● Exercise: Once the pictures are removed, return each record below exactly as written.

(Web page and app entries)
________

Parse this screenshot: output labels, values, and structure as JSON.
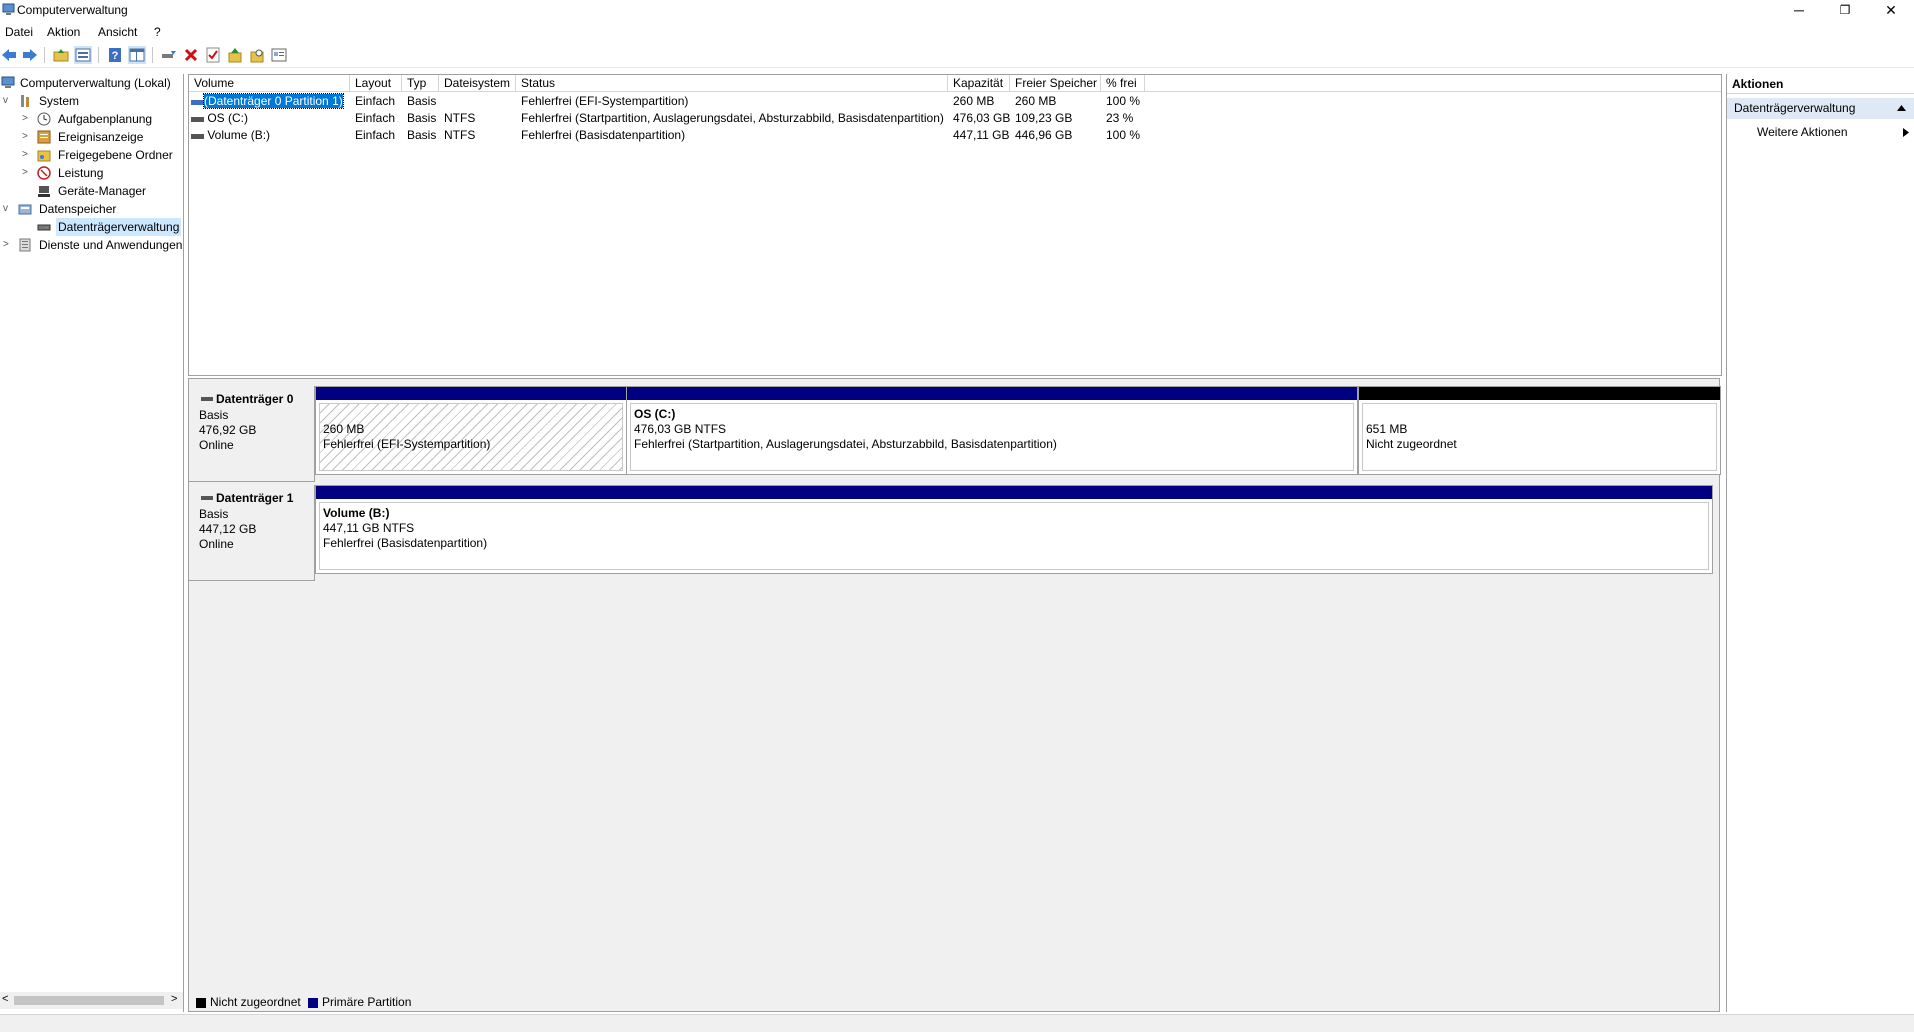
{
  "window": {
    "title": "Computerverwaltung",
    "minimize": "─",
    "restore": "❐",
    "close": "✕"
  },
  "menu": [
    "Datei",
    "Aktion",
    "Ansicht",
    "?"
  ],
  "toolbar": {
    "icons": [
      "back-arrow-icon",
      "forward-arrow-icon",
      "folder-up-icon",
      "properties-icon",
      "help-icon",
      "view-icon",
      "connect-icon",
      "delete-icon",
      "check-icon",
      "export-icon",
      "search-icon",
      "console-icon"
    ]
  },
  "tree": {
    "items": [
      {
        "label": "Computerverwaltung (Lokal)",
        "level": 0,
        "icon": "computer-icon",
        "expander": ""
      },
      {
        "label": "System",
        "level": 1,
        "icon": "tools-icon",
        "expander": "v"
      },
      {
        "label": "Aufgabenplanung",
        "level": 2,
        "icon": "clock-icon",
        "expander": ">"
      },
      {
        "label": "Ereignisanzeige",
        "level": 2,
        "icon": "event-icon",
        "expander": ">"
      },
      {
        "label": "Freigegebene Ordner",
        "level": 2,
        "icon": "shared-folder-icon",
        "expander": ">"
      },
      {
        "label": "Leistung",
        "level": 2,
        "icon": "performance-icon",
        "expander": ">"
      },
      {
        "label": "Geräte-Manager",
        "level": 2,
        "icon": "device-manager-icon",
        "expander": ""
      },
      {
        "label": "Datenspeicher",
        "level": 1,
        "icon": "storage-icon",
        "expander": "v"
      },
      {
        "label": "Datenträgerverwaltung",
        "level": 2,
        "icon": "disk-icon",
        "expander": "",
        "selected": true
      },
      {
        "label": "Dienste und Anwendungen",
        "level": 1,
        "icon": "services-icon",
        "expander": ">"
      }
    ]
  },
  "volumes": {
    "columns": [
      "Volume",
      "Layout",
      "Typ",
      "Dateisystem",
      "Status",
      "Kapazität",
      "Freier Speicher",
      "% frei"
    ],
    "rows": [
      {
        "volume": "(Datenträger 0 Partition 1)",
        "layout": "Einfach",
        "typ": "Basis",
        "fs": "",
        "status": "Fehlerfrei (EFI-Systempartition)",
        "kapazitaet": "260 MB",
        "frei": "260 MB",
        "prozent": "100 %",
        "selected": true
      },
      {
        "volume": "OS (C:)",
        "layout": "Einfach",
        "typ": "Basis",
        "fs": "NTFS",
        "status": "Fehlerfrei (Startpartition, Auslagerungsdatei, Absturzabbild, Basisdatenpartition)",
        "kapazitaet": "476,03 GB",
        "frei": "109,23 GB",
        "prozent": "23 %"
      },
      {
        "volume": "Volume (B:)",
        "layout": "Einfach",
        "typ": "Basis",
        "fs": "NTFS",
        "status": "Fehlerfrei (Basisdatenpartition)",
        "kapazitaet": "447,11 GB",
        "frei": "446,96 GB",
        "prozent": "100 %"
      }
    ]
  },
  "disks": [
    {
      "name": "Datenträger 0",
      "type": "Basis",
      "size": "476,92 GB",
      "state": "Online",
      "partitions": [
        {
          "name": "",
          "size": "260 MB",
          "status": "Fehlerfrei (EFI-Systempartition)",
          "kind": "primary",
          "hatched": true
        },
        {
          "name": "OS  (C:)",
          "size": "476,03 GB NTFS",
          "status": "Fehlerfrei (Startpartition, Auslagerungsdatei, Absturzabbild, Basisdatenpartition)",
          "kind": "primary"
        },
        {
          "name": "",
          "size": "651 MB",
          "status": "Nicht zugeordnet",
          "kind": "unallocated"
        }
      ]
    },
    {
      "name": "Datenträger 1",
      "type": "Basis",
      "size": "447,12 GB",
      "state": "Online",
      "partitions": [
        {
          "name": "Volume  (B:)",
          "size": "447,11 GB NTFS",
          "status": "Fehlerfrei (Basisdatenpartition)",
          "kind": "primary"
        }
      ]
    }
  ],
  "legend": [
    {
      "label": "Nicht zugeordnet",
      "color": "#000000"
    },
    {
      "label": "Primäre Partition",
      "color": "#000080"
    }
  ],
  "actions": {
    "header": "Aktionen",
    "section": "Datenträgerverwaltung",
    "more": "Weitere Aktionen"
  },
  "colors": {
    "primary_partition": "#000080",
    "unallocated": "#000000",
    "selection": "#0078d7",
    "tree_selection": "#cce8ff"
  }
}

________

● Solution to the exercise:
Parse this screenshot: output labels, values, and structure as JSON.
{
  "window": {
    "title": "Computerverwaltung",
    "minimize": "─",
    "restore": "❐",
    "close": "✕"
  },
  "menu": [
    "Datei",
    "Aktion",
    "Ansicht",
    "?"
  ],
  "toolbar": {
    "icons": [
      "back-arrow-icon",
      "forward-arrow-icon",
      "folder-up-icon",
      "properties-icon",
      "help-icon",
      "view-icon",
      "connect-icon",
      "delete-icon",
      "check-icon",
      "export-icon",
      "search-icon",
      "console-icon"
    ]
  },
  "tree": {
    "items": [
      {
        "label": "Computerverwaltung (Lokal)",
        "level": 0,
        "icon": "computer-icon",
        "expander": ""
      },
      {
        "label": "System",
        "level": 1,
        "icon": "tools-icon",
        "expander": "v"
      },
      {
        "label": "Aufgabenplanung",
        "level": 2,
        "icon": "clock-icon",
        "expander": ">"
      },
      {
        "label": "Ereignisanzeige",
        "level": 2,
        "icon": "event-icon",
        "expander": ">"
      },
      {
        "label": "Freigegebene Ordner",
        "level": 2,
        "icon": "shared-folder-icon",
        "expander": ">"
      },
      {
        "label": "Leistung",
        "level": 2,
        "icon": "performance-icon",
        "expander": ">"
      },
      {
        "label": "Geräte-Manager",
        "level": 2,
        "icon": "device-manager-icon",
        "expander": ""
      },
      {
        "label": "Datenspeicher",
        "level": 1,
        "icon": "storage-icon",
        "expander": "v"
      },
      {
        "label": "Datenträgerverwaltung",
        "level": 2,
        "icon": "disk-icon",
        "expander": "",
        "selected": true
      },
      {
        "label": "Dienste und Anwendungen",
        "level": 1,
        "icon": "services-icon",
        "expander": ">"
      }
    ]
  },
  "volumes": {
    "columns": [
      "Volume",
      "Layout",
      "Typ",
      "Dateisystem",
      "Status",
      "Kapazität",
      "Freier Speicher",
      "% frei"
    ],
    "rows": [
      {
        "volume": "(Datenträger 0 Partition 1)",
        "layout": "Einfach",
        "typ": "Basis",
        "fs": "",
        "status": "Fehlerfrei (EFI-Systempartition)",
        "kapazitaet": "260 MB",
        "frei": "260 MB",
        "prozent": "100 %",
        "selected": true
      },
      {
        "volume": "OS (C:)",
        "layout": "Einfach",
        "typ": "Basis",
        "fs": "NTFS",
        "status": "Fehlerfrei (Startpartition, Auslagerungsdatei, Absturzabbild, Basisdatenpartition)",
        "kapazitaet": "476,03 GB",
        "frei": "109,23 GB",
        "prozent": "23 %"
      },
      {
        "volume": "Volume (B:)",
        "layout": "Einfach",
        "typ": "Basis",
        "fs": "NTFS",
        "status": "Fehlerfrei (Basisdatenpartition)",
        "kapazitaet": "447,11 GB",
        "frei": "446,96 GB",
        "prozent": "100 %"
      }
    ]
  },
  "disks": [
    {
      "name": "Datenträger 0",
      "type": "Basis",
      "size": "476,92 GB",
      "state": "Online",
      "partitions": [
        {
          "name": "",
          "size": "260 MB",
          "status": "Fehlerfrei (EFI-Systempartition)",
          "kind": "primary",
          "hatched": true
        },
        {
          "name": "OS  (C:)",
          "size": "476,03 GB NTFS",
          "status": "Fehlerfrei (Startpartition, Auslagerungsdatei, Absturzabbild, Basisdatenpartition)",
          "kind": "primary"
        },
        {
          "name": "",
          "size": "651 MB",
          "status": "Nicht zugeordnet",
          "kind": "unallocated"
        }
      ]
    },
    {
      "name": "Datenträger 1",
      "type": "Basis",
      "size": "447,12 GB",
      "state": "Online",
      "partitions": [
        {
          "name": "Volume  (B:)",
          "size": "447,11 GB NTFS",
          "status": "Fehlerfrei (Basisdatenpartition)",
          "kind": "primary"
        }
      ]
    }
  ],
  "legend": [
    {
      "label": "Nicht zugeordnet",
      "color": "#000000"
    },
    {
      "label": "Primäre Partition",
      "color": "#000080"
    }
  ],
  "actions": {
    "header": "Aktionen",
    "section": "Datenträgerverwaltung",
    "more": "Weitere Aktionen"
  },
  "colors": {
    "primary_partition": "#000080",
    "unallocated": "#000000",
    "selection": "#0078d7",
    "tree_selection": "#cce8ff"
  }
}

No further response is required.